The worst  account of  racism was  the indignancy of the human Zoos (called `People Shows'). They  were  a  means of bolstering popular racism by connecting it to scientific racismage."  Sadly  this  practice  continued  as late as 1958 at the Brussels' World Fair.

Though the 47-acre Philippine Village did  portray  the  more advanced Philippine people in a non-zoo  manner, by showcasing their hospitals, art, etc.  The  most popular  attraction was observing  the `lesser  advanced' tribes   such  as  the Igorats  and  Moros in `natural' settings.

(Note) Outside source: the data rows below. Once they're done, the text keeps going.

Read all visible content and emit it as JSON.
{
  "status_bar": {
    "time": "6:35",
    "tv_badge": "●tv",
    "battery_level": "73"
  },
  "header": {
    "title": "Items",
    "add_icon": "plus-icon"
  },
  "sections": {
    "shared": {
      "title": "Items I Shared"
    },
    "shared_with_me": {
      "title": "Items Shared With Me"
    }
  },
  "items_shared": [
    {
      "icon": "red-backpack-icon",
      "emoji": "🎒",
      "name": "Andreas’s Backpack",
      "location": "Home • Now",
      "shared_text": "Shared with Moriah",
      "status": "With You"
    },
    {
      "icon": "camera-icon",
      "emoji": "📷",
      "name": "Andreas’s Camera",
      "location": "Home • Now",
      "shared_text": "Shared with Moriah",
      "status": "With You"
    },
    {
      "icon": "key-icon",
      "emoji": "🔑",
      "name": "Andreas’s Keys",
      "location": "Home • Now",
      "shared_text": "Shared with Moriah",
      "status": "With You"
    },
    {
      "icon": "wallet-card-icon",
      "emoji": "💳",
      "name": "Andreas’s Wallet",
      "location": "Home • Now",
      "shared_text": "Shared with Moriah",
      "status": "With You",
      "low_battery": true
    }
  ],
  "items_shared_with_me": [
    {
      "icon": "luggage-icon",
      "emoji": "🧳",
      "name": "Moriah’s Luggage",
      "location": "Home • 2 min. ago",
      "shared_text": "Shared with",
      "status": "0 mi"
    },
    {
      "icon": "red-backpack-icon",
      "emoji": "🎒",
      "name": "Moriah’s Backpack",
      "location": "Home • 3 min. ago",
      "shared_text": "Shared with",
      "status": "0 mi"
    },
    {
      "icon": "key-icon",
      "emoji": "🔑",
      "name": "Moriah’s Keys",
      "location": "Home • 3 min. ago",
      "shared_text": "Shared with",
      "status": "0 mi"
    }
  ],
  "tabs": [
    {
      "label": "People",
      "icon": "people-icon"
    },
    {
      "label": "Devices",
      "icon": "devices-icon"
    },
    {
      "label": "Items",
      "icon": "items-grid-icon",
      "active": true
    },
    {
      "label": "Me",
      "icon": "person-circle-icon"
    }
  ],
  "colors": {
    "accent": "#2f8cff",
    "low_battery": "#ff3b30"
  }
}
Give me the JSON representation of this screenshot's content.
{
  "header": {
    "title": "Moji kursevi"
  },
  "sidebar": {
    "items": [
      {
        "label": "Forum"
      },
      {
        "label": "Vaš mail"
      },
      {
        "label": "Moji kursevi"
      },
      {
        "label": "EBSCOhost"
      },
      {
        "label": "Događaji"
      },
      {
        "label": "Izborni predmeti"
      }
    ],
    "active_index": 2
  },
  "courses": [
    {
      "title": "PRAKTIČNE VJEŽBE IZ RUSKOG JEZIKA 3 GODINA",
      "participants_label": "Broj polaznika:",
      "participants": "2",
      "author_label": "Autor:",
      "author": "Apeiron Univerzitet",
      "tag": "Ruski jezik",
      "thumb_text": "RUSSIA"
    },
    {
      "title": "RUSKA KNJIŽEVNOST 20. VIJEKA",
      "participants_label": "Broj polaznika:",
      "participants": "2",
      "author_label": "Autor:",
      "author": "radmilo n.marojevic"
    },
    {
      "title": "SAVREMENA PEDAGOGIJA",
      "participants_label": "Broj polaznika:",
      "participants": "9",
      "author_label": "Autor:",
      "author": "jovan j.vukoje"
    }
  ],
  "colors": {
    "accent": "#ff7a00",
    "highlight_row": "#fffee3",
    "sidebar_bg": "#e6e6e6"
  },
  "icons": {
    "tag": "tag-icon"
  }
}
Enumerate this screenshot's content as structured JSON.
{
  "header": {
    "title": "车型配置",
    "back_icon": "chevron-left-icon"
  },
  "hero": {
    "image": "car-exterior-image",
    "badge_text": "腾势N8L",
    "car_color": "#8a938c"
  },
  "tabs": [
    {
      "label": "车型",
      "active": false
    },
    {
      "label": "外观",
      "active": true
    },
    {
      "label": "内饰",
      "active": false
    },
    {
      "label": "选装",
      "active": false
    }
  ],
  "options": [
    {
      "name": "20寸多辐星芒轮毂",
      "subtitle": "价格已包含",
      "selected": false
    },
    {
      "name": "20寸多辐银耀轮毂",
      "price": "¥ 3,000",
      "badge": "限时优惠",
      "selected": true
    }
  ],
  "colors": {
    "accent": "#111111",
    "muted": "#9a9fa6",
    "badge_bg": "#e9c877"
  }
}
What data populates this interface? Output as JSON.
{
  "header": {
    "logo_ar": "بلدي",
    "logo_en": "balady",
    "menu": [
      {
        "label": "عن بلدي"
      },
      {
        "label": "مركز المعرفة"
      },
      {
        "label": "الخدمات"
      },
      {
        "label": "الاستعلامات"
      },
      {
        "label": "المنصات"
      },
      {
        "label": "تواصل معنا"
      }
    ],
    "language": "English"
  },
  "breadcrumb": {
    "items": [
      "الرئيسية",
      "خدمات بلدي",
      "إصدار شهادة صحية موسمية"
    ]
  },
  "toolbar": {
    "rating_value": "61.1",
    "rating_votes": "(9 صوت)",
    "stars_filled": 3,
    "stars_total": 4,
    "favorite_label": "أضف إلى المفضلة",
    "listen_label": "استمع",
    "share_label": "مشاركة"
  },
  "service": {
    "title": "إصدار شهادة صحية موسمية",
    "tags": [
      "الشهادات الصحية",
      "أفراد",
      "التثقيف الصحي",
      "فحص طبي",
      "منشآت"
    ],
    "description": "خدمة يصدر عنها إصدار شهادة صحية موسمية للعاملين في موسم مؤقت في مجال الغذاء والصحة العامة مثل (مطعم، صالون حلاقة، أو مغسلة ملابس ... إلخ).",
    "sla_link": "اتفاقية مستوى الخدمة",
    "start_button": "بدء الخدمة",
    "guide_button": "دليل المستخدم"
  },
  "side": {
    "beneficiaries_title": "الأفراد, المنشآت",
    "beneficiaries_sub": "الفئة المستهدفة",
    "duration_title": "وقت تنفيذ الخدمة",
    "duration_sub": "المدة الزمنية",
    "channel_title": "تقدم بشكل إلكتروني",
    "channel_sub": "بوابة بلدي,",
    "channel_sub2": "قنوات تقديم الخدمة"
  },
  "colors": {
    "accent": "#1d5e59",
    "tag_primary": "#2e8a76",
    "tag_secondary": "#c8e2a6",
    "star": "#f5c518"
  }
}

They  were  shown  as cultural inferior, and  animal-like.  The  `primitives'  were also `encourage' to partake in  Western Civilization's cultures that they  had no familiarity with  whatsoever.  This  came to  a large fruition on the  Anthropology Days.

Amateur Athletic Union founder James E. Sullivan, who had  racist views, thought  that the  Anthropology Days (athlete games),  were at least partially successful. Sullivan considered the natives' failure to beat the Olympic record for the javelin a sure sign of racial inferiority rather than an aversion to an apparatus never before encountered.

Miss Jessie  Davis, the hostess of  the  Arizona  Bulding denied  a `black' couple  an opportunity  to  be  married in the  state  building (as per  her  ad),  because they  were of `color.' 


Another racist  aspect  of  the Fair  and  society in general  was  `black' `humor;'  these

















`comical'  illustrations  usually  portrayed  `black'  Americans  as raggedly  dressed and uneducated.  The above  comic is a plaque  that  reads: "We's g'wine to de world's fair, we is."  This illustration  shows in a  nutshell  how some Americans thought of African Americans.  These type of cartoons  could be  found on postcards, tin trays,  and souvenir plaques. It would many  decades of  small amount of positive gains,   as well as re-education  to  change  people's  minds.   

Though racists views and sterotypes did tarnish the  magnificent grandeur of he Fair,  it  can  not erase the positives that helped  push America forward. 

George Poage